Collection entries
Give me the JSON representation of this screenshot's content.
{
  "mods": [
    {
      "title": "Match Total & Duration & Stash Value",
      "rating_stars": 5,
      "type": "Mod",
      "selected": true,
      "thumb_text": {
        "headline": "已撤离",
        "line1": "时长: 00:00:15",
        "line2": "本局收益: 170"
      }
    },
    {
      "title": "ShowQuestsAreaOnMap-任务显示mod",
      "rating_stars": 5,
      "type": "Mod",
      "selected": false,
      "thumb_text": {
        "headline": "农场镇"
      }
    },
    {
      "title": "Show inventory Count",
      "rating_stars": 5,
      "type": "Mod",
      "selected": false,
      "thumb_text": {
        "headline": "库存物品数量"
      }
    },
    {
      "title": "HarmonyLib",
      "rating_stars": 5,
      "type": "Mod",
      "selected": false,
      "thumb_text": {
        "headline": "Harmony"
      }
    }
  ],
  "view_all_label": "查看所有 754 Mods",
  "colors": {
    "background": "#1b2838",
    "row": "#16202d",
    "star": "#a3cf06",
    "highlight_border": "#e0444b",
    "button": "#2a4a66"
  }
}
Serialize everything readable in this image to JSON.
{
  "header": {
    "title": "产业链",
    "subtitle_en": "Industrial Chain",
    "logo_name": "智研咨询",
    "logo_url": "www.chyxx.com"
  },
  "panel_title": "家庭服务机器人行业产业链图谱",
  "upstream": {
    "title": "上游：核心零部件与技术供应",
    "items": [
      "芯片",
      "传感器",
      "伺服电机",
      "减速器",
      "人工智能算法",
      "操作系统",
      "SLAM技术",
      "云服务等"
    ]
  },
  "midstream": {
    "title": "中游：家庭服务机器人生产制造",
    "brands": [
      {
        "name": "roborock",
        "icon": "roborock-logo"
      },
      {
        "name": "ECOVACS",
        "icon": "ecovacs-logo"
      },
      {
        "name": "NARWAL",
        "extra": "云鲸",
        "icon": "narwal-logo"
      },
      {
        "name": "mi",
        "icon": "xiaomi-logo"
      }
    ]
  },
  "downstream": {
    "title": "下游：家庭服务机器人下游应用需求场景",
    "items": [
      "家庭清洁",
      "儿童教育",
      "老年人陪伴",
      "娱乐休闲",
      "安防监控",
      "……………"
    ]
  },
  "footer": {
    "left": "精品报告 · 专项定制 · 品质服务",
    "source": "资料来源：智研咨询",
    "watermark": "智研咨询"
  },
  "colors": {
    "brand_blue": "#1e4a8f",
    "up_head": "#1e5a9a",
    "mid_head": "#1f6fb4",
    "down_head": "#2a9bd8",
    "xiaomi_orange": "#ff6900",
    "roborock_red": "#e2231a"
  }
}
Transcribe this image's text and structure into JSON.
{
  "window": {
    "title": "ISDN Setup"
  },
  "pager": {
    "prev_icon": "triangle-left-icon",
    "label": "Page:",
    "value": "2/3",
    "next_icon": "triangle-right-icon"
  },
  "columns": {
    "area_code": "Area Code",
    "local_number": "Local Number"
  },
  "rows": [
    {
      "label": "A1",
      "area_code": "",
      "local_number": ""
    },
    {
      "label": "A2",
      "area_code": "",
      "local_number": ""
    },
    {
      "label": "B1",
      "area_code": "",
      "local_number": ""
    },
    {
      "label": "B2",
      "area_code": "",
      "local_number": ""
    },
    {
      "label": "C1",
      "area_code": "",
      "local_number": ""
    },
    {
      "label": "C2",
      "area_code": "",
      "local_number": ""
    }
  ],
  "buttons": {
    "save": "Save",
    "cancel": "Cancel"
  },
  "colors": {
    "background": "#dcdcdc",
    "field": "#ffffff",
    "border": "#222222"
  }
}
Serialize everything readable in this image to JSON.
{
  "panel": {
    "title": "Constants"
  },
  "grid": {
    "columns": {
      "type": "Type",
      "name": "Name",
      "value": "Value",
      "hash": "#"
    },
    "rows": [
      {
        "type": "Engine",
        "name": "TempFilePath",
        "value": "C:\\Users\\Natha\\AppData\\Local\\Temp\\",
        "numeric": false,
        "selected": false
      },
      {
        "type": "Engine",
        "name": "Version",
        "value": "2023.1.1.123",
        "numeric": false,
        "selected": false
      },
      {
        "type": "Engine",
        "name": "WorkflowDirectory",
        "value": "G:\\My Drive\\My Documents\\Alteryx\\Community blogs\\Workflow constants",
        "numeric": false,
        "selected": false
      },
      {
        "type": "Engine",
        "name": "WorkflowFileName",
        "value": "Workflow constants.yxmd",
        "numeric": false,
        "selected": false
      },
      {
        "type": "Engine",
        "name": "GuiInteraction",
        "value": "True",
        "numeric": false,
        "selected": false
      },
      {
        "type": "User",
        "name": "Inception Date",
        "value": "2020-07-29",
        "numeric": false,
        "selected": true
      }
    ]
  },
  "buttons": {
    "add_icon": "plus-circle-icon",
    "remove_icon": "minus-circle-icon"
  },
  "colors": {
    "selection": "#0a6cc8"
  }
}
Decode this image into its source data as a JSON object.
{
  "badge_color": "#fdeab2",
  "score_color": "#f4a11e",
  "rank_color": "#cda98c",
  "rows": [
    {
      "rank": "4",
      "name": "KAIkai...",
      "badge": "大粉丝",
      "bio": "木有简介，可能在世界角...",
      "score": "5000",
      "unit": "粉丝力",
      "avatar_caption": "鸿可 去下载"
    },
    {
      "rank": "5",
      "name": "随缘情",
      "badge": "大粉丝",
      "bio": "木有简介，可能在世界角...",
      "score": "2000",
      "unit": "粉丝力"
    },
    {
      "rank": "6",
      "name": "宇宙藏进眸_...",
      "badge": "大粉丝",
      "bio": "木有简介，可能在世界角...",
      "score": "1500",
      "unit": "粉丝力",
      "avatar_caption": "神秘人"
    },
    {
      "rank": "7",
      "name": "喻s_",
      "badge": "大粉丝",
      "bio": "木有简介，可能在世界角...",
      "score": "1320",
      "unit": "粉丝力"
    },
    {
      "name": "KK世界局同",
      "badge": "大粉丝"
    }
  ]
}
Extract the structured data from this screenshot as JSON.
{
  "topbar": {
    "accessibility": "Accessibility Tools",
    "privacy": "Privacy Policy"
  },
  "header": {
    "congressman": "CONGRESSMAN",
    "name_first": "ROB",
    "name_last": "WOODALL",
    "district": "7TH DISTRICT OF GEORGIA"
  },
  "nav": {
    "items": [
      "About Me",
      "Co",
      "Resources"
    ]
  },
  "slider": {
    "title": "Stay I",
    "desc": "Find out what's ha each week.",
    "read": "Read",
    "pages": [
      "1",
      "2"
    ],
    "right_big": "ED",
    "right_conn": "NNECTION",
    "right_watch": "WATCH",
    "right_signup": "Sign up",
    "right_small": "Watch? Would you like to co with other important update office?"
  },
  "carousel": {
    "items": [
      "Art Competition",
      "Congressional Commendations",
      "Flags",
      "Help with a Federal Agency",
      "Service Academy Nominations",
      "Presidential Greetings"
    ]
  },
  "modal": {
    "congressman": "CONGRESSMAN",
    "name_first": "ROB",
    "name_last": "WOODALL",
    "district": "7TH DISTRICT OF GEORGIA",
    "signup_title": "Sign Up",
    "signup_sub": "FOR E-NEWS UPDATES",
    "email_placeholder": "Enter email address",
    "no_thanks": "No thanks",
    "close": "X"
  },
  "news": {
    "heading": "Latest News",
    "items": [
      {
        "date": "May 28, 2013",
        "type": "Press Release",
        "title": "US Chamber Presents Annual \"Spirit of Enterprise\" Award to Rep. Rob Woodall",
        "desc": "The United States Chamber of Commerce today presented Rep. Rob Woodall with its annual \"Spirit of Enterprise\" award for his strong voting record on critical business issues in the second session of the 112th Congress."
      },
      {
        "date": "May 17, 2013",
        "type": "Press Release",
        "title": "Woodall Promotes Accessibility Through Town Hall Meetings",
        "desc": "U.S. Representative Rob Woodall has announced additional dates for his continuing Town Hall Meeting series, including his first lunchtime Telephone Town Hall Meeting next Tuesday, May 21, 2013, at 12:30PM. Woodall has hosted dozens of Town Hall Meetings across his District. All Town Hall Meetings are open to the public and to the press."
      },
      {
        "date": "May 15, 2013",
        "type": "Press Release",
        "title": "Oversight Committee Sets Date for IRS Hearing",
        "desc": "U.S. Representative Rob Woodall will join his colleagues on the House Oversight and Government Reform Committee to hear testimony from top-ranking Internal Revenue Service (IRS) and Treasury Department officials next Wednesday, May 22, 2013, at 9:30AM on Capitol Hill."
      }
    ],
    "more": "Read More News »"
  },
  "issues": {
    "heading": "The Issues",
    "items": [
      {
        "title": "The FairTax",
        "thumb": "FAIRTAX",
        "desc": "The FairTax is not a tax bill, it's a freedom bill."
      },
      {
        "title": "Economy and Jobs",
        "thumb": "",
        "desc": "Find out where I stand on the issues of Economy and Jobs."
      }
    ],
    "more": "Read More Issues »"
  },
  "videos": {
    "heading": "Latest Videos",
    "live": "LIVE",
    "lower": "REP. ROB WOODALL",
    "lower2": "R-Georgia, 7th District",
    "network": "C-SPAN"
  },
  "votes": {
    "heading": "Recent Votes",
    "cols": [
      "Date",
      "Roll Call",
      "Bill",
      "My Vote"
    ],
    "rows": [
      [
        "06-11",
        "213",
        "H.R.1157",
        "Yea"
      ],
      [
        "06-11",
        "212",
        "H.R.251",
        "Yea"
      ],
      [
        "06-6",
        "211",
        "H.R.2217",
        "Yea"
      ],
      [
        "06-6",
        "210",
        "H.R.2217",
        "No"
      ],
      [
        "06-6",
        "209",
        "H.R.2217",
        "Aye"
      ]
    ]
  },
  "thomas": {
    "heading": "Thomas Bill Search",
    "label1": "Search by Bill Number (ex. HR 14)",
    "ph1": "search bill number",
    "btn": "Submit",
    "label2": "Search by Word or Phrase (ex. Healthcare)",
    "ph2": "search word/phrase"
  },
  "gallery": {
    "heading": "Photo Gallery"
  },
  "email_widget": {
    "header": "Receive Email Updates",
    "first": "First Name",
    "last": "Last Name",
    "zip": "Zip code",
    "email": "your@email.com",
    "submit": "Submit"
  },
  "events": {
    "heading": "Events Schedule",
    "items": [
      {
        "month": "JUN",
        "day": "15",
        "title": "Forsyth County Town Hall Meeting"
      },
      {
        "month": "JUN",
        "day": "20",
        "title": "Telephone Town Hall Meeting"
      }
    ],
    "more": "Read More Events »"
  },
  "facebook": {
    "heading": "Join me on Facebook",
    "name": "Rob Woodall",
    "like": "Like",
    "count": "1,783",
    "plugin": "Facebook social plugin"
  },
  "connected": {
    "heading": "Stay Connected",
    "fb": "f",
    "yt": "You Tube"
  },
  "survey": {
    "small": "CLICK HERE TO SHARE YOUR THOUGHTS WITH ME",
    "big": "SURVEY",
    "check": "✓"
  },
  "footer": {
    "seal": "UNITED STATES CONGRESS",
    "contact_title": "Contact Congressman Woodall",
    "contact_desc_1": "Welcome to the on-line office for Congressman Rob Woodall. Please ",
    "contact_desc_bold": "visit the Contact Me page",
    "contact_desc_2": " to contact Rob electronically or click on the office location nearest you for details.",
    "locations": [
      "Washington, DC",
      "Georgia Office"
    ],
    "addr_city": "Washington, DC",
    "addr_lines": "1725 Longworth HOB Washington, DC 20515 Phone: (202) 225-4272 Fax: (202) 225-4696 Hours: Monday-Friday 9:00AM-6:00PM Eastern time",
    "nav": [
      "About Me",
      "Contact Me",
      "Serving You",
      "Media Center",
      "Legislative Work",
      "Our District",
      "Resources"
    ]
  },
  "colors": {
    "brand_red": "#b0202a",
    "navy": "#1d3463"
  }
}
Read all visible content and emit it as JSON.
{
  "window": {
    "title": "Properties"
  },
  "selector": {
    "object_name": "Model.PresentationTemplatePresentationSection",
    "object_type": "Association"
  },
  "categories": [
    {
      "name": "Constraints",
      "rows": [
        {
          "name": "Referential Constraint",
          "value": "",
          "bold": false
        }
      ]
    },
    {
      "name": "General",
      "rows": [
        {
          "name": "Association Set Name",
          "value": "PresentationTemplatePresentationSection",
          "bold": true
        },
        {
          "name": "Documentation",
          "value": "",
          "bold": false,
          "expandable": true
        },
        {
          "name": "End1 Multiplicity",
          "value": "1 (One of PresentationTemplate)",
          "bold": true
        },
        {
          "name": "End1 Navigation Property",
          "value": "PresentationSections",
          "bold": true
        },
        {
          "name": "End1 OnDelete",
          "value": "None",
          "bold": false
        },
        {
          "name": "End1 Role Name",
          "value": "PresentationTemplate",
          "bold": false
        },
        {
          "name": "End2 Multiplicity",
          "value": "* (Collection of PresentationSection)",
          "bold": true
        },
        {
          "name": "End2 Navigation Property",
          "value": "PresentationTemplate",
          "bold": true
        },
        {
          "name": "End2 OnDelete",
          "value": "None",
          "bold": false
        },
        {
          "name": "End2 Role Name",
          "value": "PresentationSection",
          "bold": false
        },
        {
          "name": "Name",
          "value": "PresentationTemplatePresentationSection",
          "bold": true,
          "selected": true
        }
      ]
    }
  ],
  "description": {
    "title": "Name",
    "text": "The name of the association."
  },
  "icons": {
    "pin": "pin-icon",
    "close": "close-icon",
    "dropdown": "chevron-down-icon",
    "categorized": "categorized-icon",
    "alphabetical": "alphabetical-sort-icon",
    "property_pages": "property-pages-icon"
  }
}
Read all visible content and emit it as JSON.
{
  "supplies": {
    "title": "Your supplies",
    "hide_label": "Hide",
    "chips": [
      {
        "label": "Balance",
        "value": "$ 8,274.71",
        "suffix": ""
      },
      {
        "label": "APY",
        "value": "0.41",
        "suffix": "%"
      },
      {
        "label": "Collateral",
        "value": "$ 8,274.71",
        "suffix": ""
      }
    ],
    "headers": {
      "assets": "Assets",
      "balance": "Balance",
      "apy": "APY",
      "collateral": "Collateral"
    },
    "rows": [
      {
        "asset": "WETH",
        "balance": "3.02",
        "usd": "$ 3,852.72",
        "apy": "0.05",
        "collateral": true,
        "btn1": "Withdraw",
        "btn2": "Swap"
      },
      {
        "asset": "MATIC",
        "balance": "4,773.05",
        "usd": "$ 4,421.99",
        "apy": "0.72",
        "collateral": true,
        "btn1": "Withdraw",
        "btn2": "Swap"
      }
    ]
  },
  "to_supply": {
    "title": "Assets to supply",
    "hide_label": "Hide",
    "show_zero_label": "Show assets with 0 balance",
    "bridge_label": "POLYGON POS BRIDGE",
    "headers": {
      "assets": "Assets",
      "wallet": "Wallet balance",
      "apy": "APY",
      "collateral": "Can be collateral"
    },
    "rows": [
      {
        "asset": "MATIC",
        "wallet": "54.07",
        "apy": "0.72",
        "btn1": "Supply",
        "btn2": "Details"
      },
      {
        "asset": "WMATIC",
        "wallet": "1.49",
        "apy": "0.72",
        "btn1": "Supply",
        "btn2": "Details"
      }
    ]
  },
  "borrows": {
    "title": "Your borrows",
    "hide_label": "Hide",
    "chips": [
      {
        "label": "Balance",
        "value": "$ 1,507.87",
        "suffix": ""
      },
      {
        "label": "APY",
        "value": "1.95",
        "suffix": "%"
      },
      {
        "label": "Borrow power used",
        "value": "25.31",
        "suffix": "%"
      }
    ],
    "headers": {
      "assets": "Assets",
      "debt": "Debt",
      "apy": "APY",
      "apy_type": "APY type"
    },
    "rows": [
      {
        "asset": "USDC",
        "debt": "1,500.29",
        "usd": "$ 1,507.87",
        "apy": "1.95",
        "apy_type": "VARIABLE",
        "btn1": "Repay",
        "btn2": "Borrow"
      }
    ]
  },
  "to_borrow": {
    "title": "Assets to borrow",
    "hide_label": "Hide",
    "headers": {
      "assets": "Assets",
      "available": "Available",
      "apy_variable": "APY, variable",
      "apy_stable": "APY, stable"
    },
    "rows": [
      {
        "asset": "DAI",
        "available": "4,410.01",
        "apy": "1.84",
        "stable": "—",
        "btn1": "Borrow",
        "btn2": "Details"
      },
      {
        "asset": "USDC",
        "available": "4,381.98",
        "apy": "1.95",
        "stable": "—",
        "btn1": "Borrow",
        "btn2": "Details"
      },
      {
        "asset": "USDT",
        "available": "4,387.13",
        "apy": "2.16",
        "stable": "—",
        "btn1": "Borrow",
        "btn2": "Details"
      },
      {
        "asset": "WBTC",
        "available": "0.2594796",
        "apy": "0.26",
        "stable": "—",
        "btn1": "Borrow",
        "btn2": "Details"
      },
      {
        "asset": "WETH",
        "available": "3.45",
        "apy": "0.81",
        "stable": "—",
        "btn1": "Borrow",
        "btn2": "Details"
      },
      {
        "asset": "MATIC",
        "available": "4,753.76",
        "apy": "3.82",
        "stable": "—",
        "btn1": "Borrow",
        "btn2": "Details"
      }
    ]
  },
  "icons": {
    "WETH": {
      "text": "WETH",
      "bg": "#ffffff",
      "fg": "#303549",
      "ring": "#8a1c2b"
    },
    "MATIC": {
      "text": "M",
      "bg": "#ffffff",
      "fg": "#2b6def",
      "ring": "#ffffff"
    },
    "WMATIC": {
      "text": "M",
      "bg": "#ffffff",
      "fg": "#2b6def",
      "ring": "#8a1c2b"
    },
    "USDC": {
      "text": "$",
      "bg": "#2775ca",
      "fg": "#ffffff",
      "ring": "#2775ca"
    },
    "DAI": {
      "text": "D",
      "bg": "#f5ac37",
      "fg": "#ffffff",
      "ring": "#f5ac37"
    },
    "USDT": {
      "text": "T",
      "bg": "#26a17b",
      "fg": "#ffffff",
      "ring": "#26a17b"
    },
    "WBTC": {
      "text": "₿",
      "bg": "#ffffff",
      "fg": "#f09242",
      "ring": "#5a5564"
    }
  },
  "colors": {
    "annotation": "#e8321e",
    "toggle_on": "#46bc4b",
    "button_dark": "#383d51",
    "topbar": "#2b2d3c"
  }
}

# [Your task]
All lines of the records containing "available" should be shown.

# [Finished task]
      "available": "Available",
        "available": "4,410.01",
        "available": "4,381.98",
        "available": "4,387.13",
        "available": "0.2594796",
        "available": "3.45",
        "available": "4,753.76",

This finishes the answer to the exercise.